From the entries, copy out every line in which the word "JSON" is found.
Data in this exercise Start Marker
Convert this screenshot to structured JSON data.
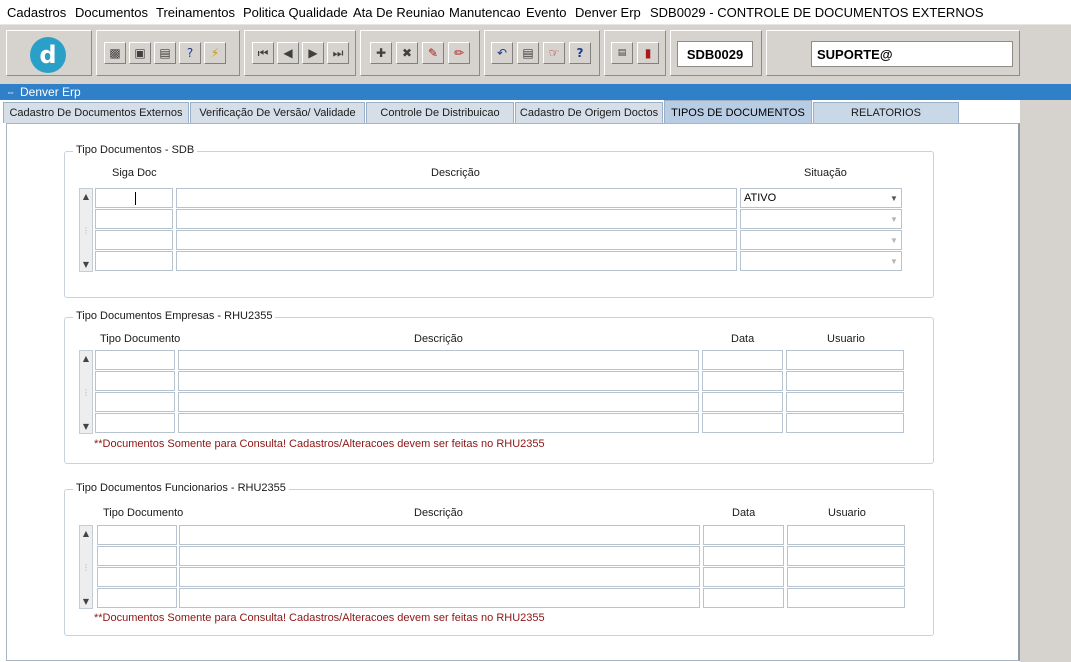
{
  "menubar": {
    "items": [
      "Cadastros",
      "Documentos",
      "Treinamentos",
      "Politica Qualidade",
      "Ata De Reuniao",
      "Manutencao",
      "Evento",
      "Denver Erp"
    ],
    "title": "SDB0029 - CONTROLE DE DOCUMENTOS EXTERNOS"
  },
  "toolbar": {
    "form_code": "SDB0029",
    "user": "SUPORTE@",
    "logo_letter": "d"
  },
  "window": {
    "title": "Denver Erp"
  },
  "tabs": [
    {
      "label": "Cadastro De Documentos Externos",
      "active": false
    },
    {
      "label": "Verificação De Versão/ Validade",
      "active": false
    },
    {
      "label": "Controle De Distribuicao",
      "active": false
    },
    {
      "label": "Cadastro De Origem Doctos",
      "active": false
    },
    {
      "label": "TIPOS DE DOCUMENTOS",
      "active": true
    },
    {
      "label": "RELATORIOS",
      "active": false
    }
  ],
  "section_sdb": {
    "title": "Tipo Documentos - SDB",
    "columns": [
      "Siga Doc",
      "Descrição",
      "Situação"
    ],
    "rows": [
      {
        "siga_doc": "",
        "descricao": "",
        "situacao": "ATIVO"
      },
      {
        "siga_doc": "",
        "descricao": "",
        "situacao": ""
      },
      {
        "siga_doc": "",
        "descricao": "",
        "situacao": ""
      },
      {
        "siga_doc": "",
        "descricao": "",
        "situacao": ""
      }
    ]
  },
  "section_empresas": {
    "title": "Tipo Documentos Empresas - RHU2355",
    "columns": [
      "Tipo Documento",
      "Descrição",
      "Data",
      "Usuario"
    ],
    "note": "**Documentos Somente para Consulta! Cadastros/Alteracoes devem ser feitas no RHU2355"
  },
  "section_funcionarios": {
    "title": "Tipo Documentos Funcionarios - RHU2355",
    "columns": [
      "Tipo Documento",
      "Descrição",
      "Data",
      "Usuario"
    ],
    "note": "**Documentos Somente para Consulta! Cadastros/Alteracoes devem ser feitas no RHU2355"
  },
  "colors": {
    "titlebar": "#2f80c8",
    "active_tab": "#b8cde3",
    "note_text": "#8b1515",
    "toolbar_bg": "#d6d3ce"
  }
}
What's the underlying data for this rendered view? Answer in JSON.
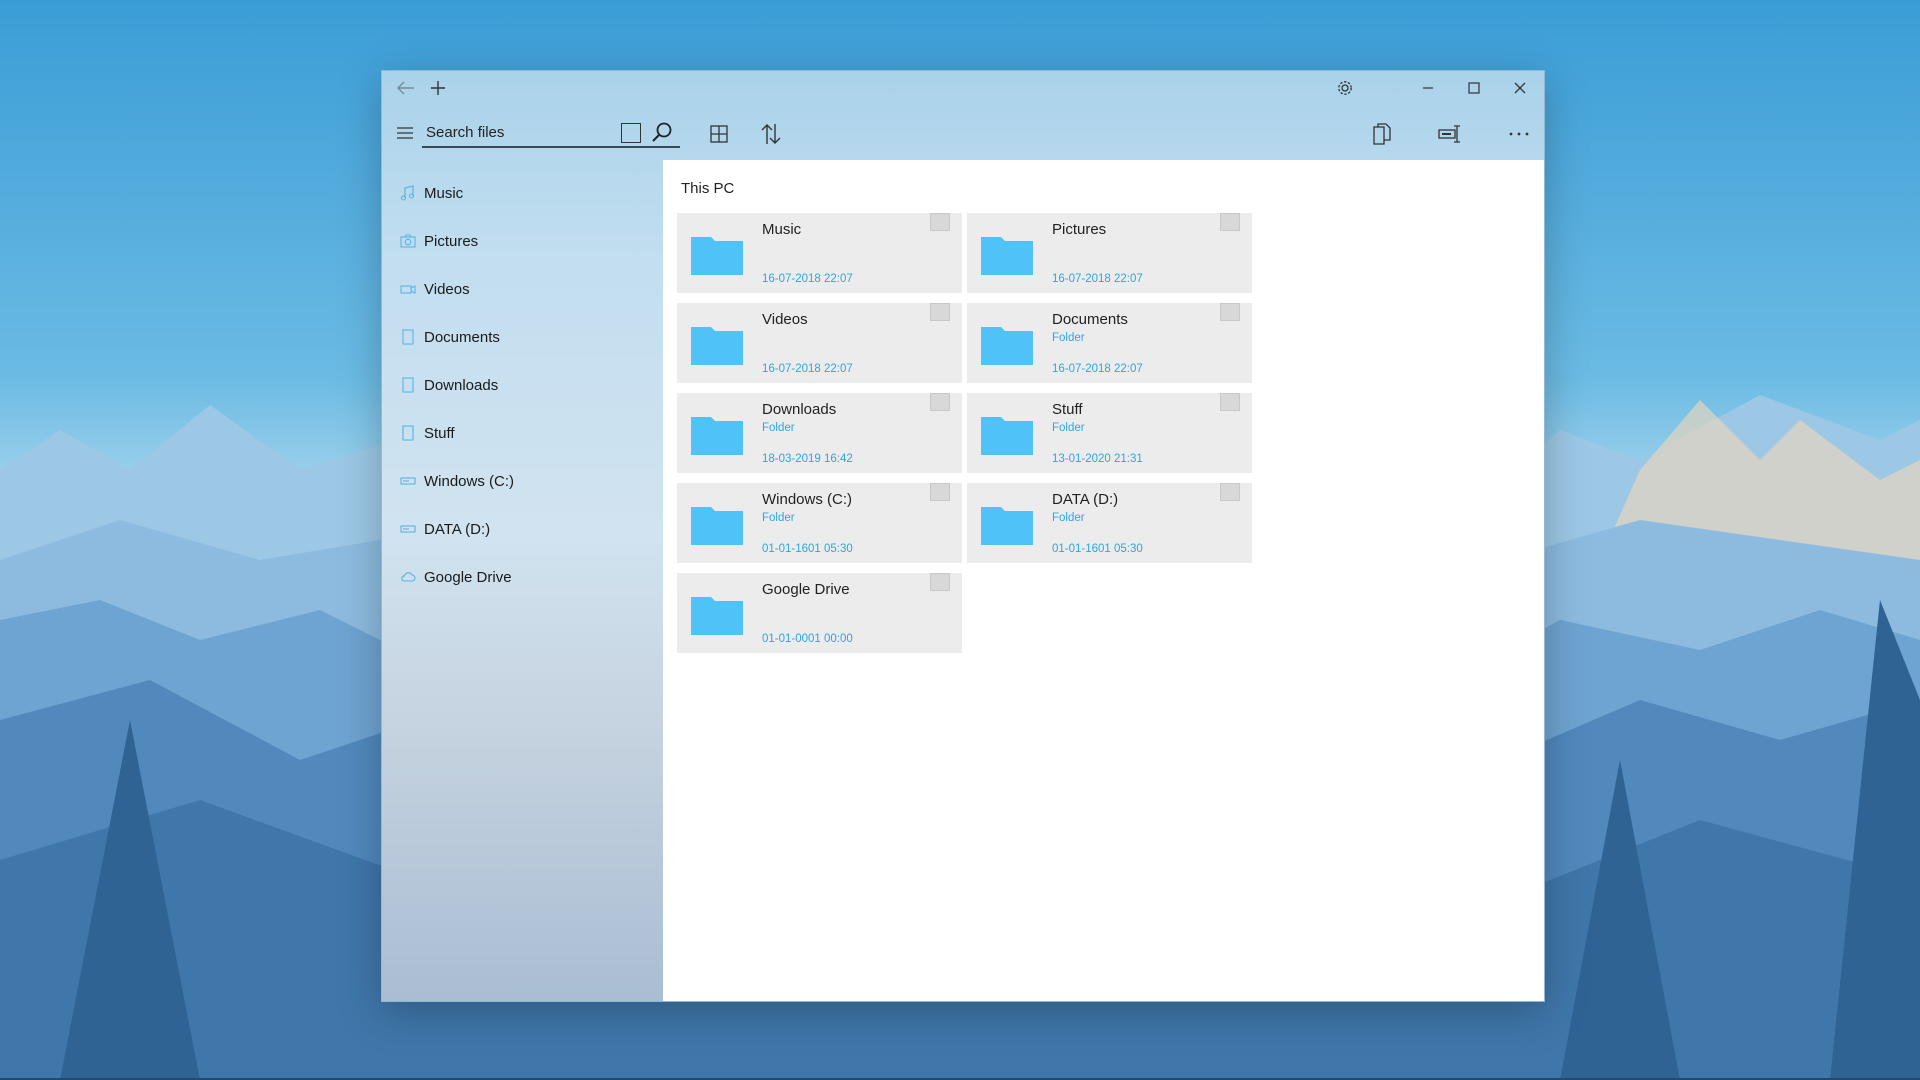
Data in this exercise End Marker
▶ Your response
Convert this screenshot to structured JSON data.
What's the underlying data for this rendered view? Answer in JSON.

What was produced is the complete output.